Items from a dataset
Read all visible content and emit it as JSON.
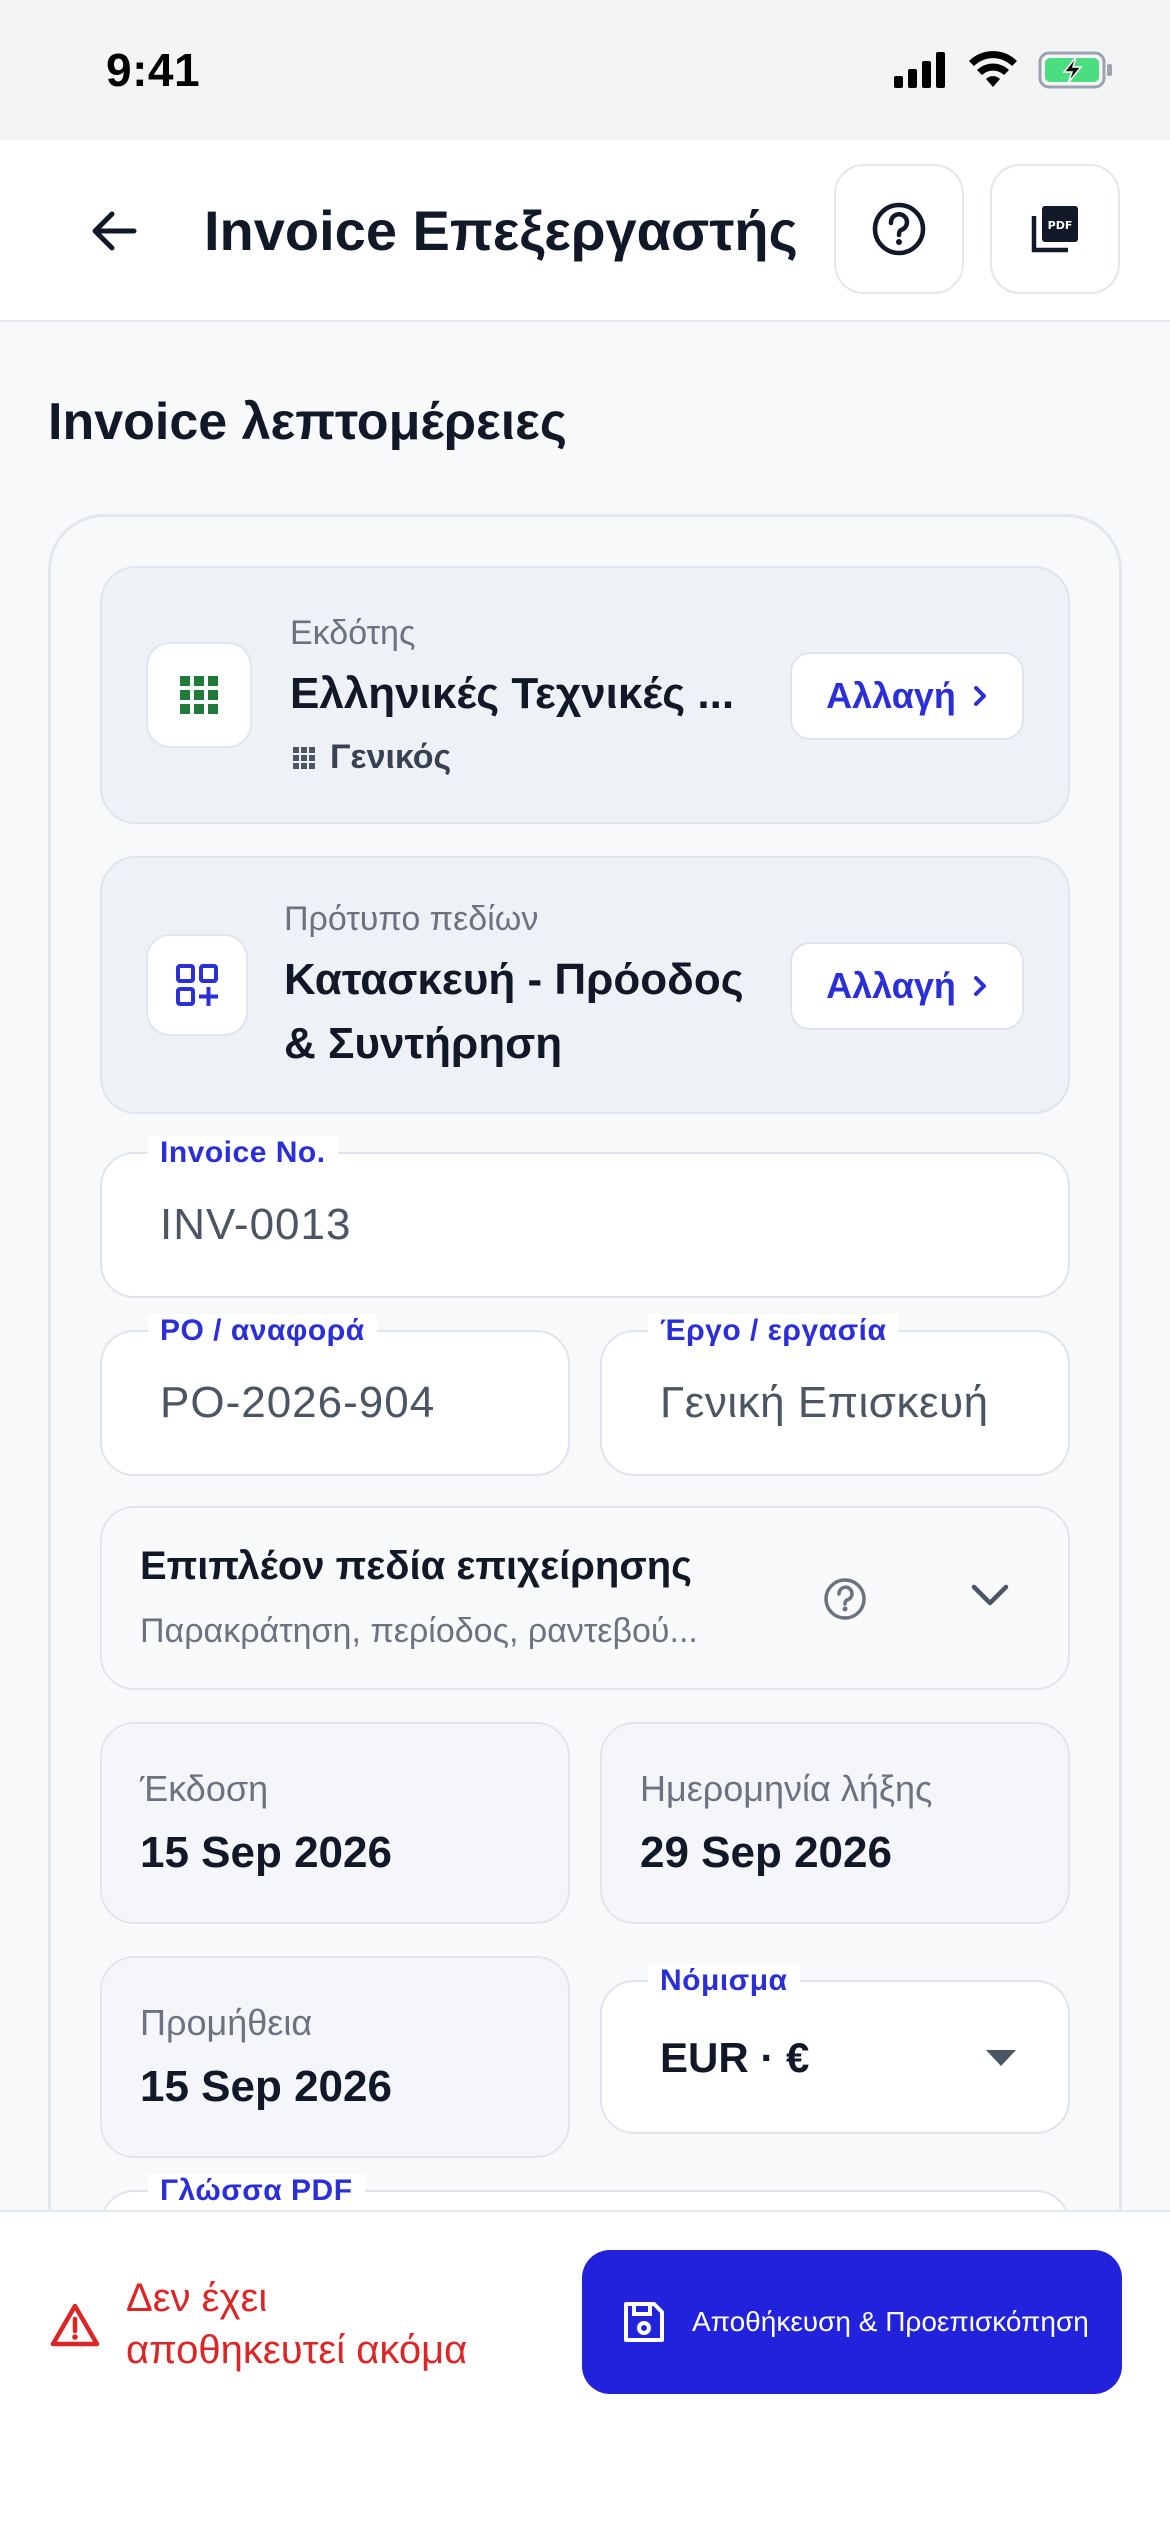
{
  "status": {
    "time": "9:41"
  },
  "header": {
    "title": "Invoice Επεξεργαστής"
  },
  "section": {
    "title": "Invoice λεπτομέρειες"
  },
  "issuer": {
    "caption": "Εκδότης",
    "name": "Ελληνικές Τεχνικές ...",
    "category": "Γενικός",
    "change_label": "Αλλαγή"
  },
  "template": {
    "caption": "Πρότυπο πεδίων",
    "name_line1": "Κατασκευή - Πρόοδος",
    "name_line2": "& Συντήρηση",
    "change_label": "Αλλαγή"
  },
  "fields": {
    "invoice_no": {
      "label": "Invoice No.",
      "value": "INV-0013"
    },
    "po_ref": {
      "label": "PO / αναφορά",
      "value": "PO-2026-904"
    },
    "project": {
      "label": "Έργο / εργασία",
      "value": "Γενική Επισκευή"
    }
  },
  "more_fields": {
    "title": "Επιπλέον πεδία επιχείρησης",
    "subtitle": "Παρακράτηση, περίοδος, ραντεβού..."
  },
  "dates": {
    "issue": {
      "caption": "Έκδοση",
      "value": "15 Sep 2026"
    },
    "due": {
      "caption": "Ημερομηνία λήξης",
      "value": "29 Sep 2026"
    },
    "supply": {
      "caption": "Προμήθεια",
      "value": "15 Sep 2026"
    }
  },
  "currency": {
    "label": "Νόμισμα",
    "value": "EUR · €"
  },
  "pdf_language": {
    "label": "Γλώσσα PDF"
  },
  "footer": {
    "warning_line1": "Δεν έχει",
    "warning_line2": "αποθηκευτεί ακόμα",
    "save_label": "Αποθήκευση & Προεπισκόπηση"
  },
  "colors": {
    "accent": "#2222dd",
    "warning": "#dc2626",
    "issuer_icon": "#1f7a3a"
  },
  "icons": {
    "back": "arrow-left-icon",
    "help": "question-circle-icon",
    "pdf": "pdf-icon",
    "issuer": "grid-icon",
    "template": "grid-plus-icon",
    "chevron": "chevron-right-icon",
    "expand": "chevron-down-icon",
    "dropdown": "caret-down-icon",
    "warning": "warning-triangle-icon",
    "save": "floppy-disk-icon"
  }
}
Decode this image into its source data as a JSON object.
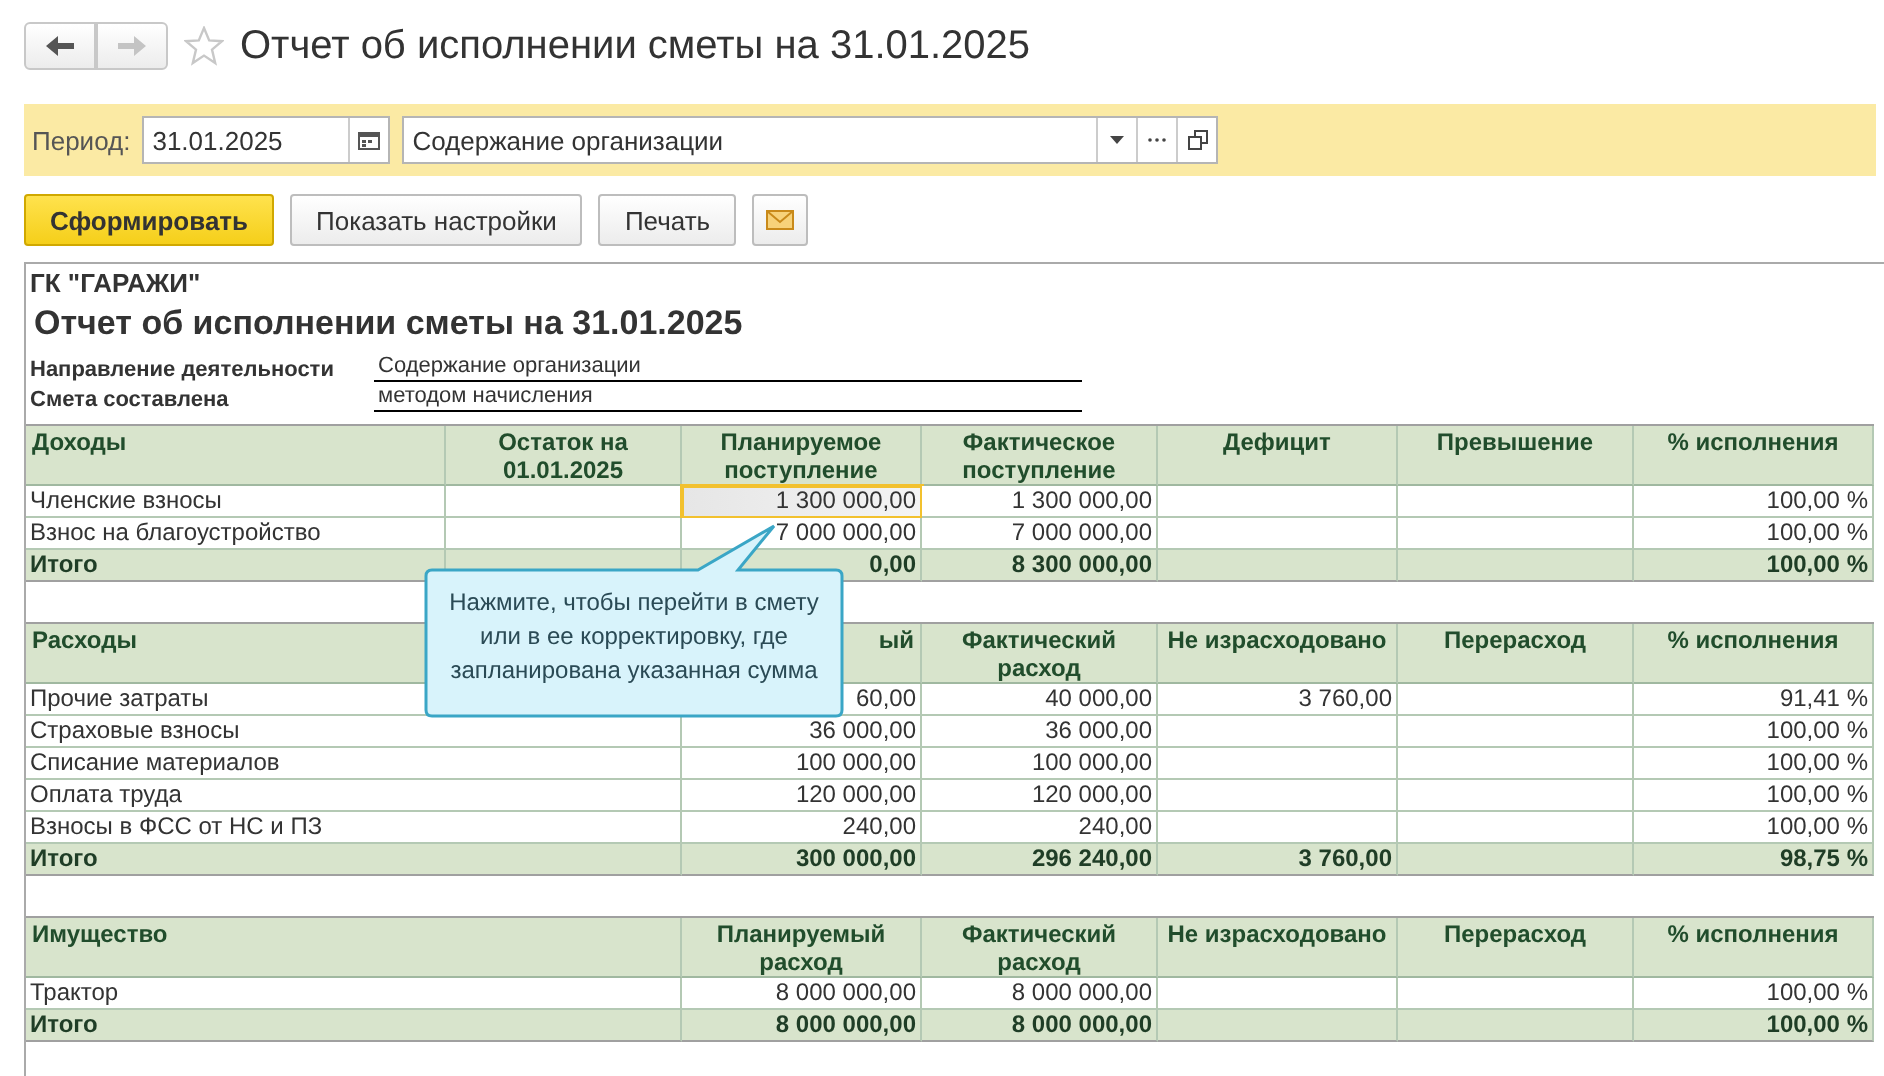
{
  "nav": {
    "back_enabled": true,
    "forward_enabled": false,
    "favorite": false
  },
  "window": {
    "title": "Отчет об исполнении сметы на 31.01.2025"
  },
  "filters": {
    "label": "Период:",
    "period": "31.01.2025",
    "activity": "Содержание организации"
  },
  "buttons": [
    {
      "kind": "primary",
      "label": "Сформировать"
    },
    {
      "kind": "default",
      "label": "Показать настройки"
    },
    {
      "kind": "default",
      "label": "Печать"
    },
    {
      "kind": "mail"
    }
  ],
  "report": {
    "organization": "ГК \"ГАРАЖИ\"",
    "title": "Отчет об исполнении сметы на 31.01.2025",
    "params": [
      {
        "label": "Направление деятельности",
        "value": "Содержание организации"
      },
      {
        "label": "Смета составлена",
        "value": "методом начисления"
      }
    ],
    "sections": [
      {
        "kind": "income",
        "columns": [
          "Доходы",
          "Остаток на 01.01.2025",
          "Планируемое поступление",
          "Фактическое поступление",
          "Дефицит",
          "Превышение",
          "% исполнения"
        ],
        "rows": [
          {
            "total": false,
            "selected": true,
            "cells": [
              "Членские взносы",
              null,
              "1 300 000,00",
              "1 300 000,00",
              null,
              null,
              "100,00 %"
            ]
          },
          {
            "total": false,
            "selected": false,
            "cells": [
              "Взнос на благоустройство",
              null,
              "7 000 000,00",
              "7 000 000,00",
              null,
              null,
              "100,00 %"
            ]
          },
          {
            "total": true,
            "selected": false,
            "cells": [
              "Итого",
              null,
              "0,00",
              "8 300 000,00",
              null,
              null,
              "100,00 %"
            ]
          }
        ]
      },
      {
        "kind": "expense",
        "header_cut": true,
        "columns": [
          "Расходы",
          "ый",
          "Фактический расход",
          "Не израсходовано",
          "Перерасход",
          "% исполнения"
        ],
        "rows": [
          {
            "total": false,
            "selected": false,
            "cells": [
              "Прочие затраты",
              "60,00",
              "40 000,00",
              "3 760,00",
              null,
              "91,41 %"
            ]
          },
          {
            "total": false,
            "selected": false,
            "cells": [
              "Страховые взносы",
              "36 000,00",
              "36 000,00",
              null,
              null,
              "100,00 %"
            ]
          },
          {
            "total": false,
            "selected": false,
            "cells": [
              "Списание материалов",
              "100 000,00",
              "100 000,00",
              null,
              null,
              "100,00 %"
            ]
          },
          {
            "total": false,
            "selected": false,
            "cells": [
              "Оплата труда",
              "120 000,00",
              "120 000,00",
              null,
              null,
              "100,00 %"
            ]
          },
          {
            "total": false,
            "selected": false,
            "cells": [
              "Взносы в ФСС от НС и ПЗ",
              "240,00",
              "240,00",
              null,
              null,
              "100,00 %"
            ]
          },
          {
            "total": true,
            "selected": false,
            "cells": [
              "Итого",
              "300 000,00",
              "296 240,00",
              "3 760,00",
              null,
              "98,75 %"
            ]
          }
        ]
      },
      {
        "kind": "expense",
        "columns": [
          "Имущество",
          "Планируемый расход",
          "Фактический расход",
          "Не израсходовано",
          "Перерасход",
          "% исполнения"
        ],
        "rows": [
          {
            "total": false,
            "selected": false,
            "cells": [
              "Трактор",
              "8 000 000,00",
              "8 000 000,00",
              null,
              null,
              "100,00 %"
            ]
          },
          {
            "total": true,
            "selected": false,
            "cells": [
              "Итого",
              "8 000 000,00",
              "8 000 000,00",
              null,
              null,
              "100,00 %"
            ]
          }
        ]
      }
    ]
  },
  "tooltip": {
    "text": "Нажмите, чтобы перейти в смету\nили в ее корректировку, где\nзапланирована указанная сумма"
  }
}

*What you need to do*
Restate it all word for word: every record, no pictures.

*Response for this exercise*
Read all visible content and emit it as JSON.
{
  "status": {
    "time": "9:41"
  },
  "header": {
    "title": "Invoice Επεξεργαστής"
  },
  "section": {
    "title": "Invoice λεπτομέρειες"
  },
  "issuer": {
    "caption": "Εκδότης",
    "name": "Ελληνικές Τεχνικές ...",
    "category": "Γενικός",
    "change_label": "Αλλαγή"
  },
  "template": {
    "caption": "Πρότυπο πεδίων",
    "name_line1": "Κατασκευή - Πρόοδος",
    "name_line2": "& Συντήρηση",
    "change_label": "Αλλαγή"
  },
  "fields": {
    "invoice_no": {
      "label": "Invoice No.",
      "value": "INV-0013"
    },
    "po_ref": {
      "label": "PO / αναφορά",
      "value": "PO-2026-904"
    },
    "project": {
      "label": "Έργο / εργασία",
      "value": "Γενική Επισκευή"
    }
  },
  "more_fields": {
    "title": "Επιπλέον πεδία επιχείρησης",
    "subtitle": "Παρακράτηση, περίοδος, ραντεβού..."
  },
  "dates": {
    "issue": {
      "caption": "Έκδοση",
      "value": "15 Sep 2026"
    },
    "due": {
      "caption": "Ημερομηνία λήξης",
      "value": "29 Sep 2026"
    },
    "supply": {
      "caption": "Προμήθεια",
      "value": "15 Sep 2026"
    }
  },
  "currency": {
    "label": "Νόμισμα",
    "value": "EUR · €"
  },
  "pdf_language": {
    "label": "Γλώσσα PDF"
  },
  "footer": {
    "warning_line1": "Δεν έχει",
    "warning_line2": "αποθηκευτεί ακόμα",
    "save_label": "Αποθήκευση & Προεπισκόπηση"
  },
  "colors": {
    "accent": "#2222dd",
    "warning": "#dc2626",
    "issuer_icon": "#1f7a3a"
  },
  "icons": {
    "back": "arrow-left-icon",
    "help": "question-circle-icon",
    "pdf": "pdf-icon",
    "issuer": "grid-icon",
    "template": "grid-plus-icon",
    "chevron": "chevron-right-icon",
    "expand": "chevron-down-icon",
    "dropdown": "caret-down-icon",
    "warning": "warning-triangle-icon",
    "save": "floppy-disk-icon"
  }
}
Decode this image into its source data as a JSON object.
{
  "nav": {
    "back_enabled": true,
    "forward_enabled": false,
    "favorite": false
  },
  "window": {
    "title": "Отчет об исполнении сметы на 31.01.2025"
  },
  "filters": {
    "label": "Период:",
    "period": "31.01.2025",
    "activity": "Содержание организации"
  },
  "buttons": [
    {
      "kind": "primary",
      "label": "Сформировать"
    },
    {
      "kind": "default",
      "label": "Показать настройки"
    },
    {
      "kind": "default",
      "label": "Печать"
    },
    {
      "kind": "mail"
    }
  ],
  "report": {
    "organization": "ГК \"ГАРАЖИ\"",
    "title": "Отчет об исполнении сметы на 31.01.2025",
    "params": [
      {
        "label": "Направление деятельности",
        "value": "Содержание организации"
      },
      {
        "label": "Смета составлена",
        "value": "методом начисления"
      }
    ],
    "sections": [
      {
        "kind": "income",
        "columns": [
          "Доходы",
          "Остаток на 01.01.2025",
          "Планируемое поступление",
          "Фактическое поступление",
          "Дефицит",
          "Превышение",
          "% исполнения"
        ],
        "rows": [
          {
            "total": false,
            "selected": true,
            "cells": [
              "Членские взносы",
              null,
              "1 300 000,00",
              "1 300 000,00",
              null,
              null,
              "100,00 %"
            ]
          },
          {
            "total": false,
            "selected": false,
            "cells": [
              "Взнос на благоустройство",
              null,
              "7 000 000,00",
              "7 000 000,00",
              null,
              null,
              "100,00 %"
            ]
          },
          {
            "total": true,
            "selected": false,
            "cells": [
              "Итого",
              null,
              "0,00",
              "8 300 000,00",
              null,
              null,
              "100,00 %"
            ]
          }
        ]
      },
      {
        "kind": "expense",
        "header_cut": true,
        "columns": [
          "Расходы",
          "ый",
          "Фактический расход",
          "Не израсходовано",
          "Перерасход",
          "% исполнения"
        ],
        "rows": [
          {
            "total": false,
            "selected": false,
            "cells": [
              "Прочие затраты",
              "60,00",
              "40 000,00",
              "3 760,00",
              null,
              "91,41 %"
            ]
          },
          {
            "total": false,
            "selected": false,
            "cells": [
              "Страховые взносы",
              "36 000,00",
              "36 000,00",
              null,
              null,
              "100,00 %"
            ]
          },
          {
            "total": false,
            "selected": false,
            "cells": [
              "Списание материалов",
              "100 000,00",
              "100 000,00",
              null,
              null,
              "100,00 %"
            ]
          },
          {
            "total": false,
            "selected": false,
            "cells": [
              "Оплата труда",
              "120 000,00",
              "120 000,00",
              null,
              null,
              "100,00 %"
            ]
          },
          {
            "total": false,
            "selected": false,
            "cells": [
              "Взносы в ФСС от НС и ПЗ",
              "240,00",
              "240,00",
              null,
              null,
              "100,00 %"
            ]
          },
          {
            "total": true,
            "selected": false,
            "cells": [
              "Итого",
              "300 000,00",
              "296 240,00",
              "3 760,00",
              null,
              "98,75 %"
            ]
          }
        ]
      },
      {
        "kind": "expense",
        "columns": [
          "Имущество",
          "Планируемый расход",
          "Фактический расход",
          "Не израсходовано",
          "Перерасход",
          "% исполнения"
        ],
        "rows": [
          {
            "total": false,
            "selected": false,
            "cells": [
              "Трактор",
              "8 000 000,00",
              "8 000 000,00",
              null,
              null,
              "100,00 %"
            ]
          },
          {
            "total": true,
            "selected": false,
            "cells": [
              "Итого",
              "8 000 000,00",
              "8 000 000,00",
              null,
              null,
              "100,00 %"
            ]
          }
        ]
      }
    ]
  },
  "tooltip": {
    "text": "Нажмите, чтобы перейти в смету\nили в ее корректировку, где\nзапланирована указанная сумма"
  }
}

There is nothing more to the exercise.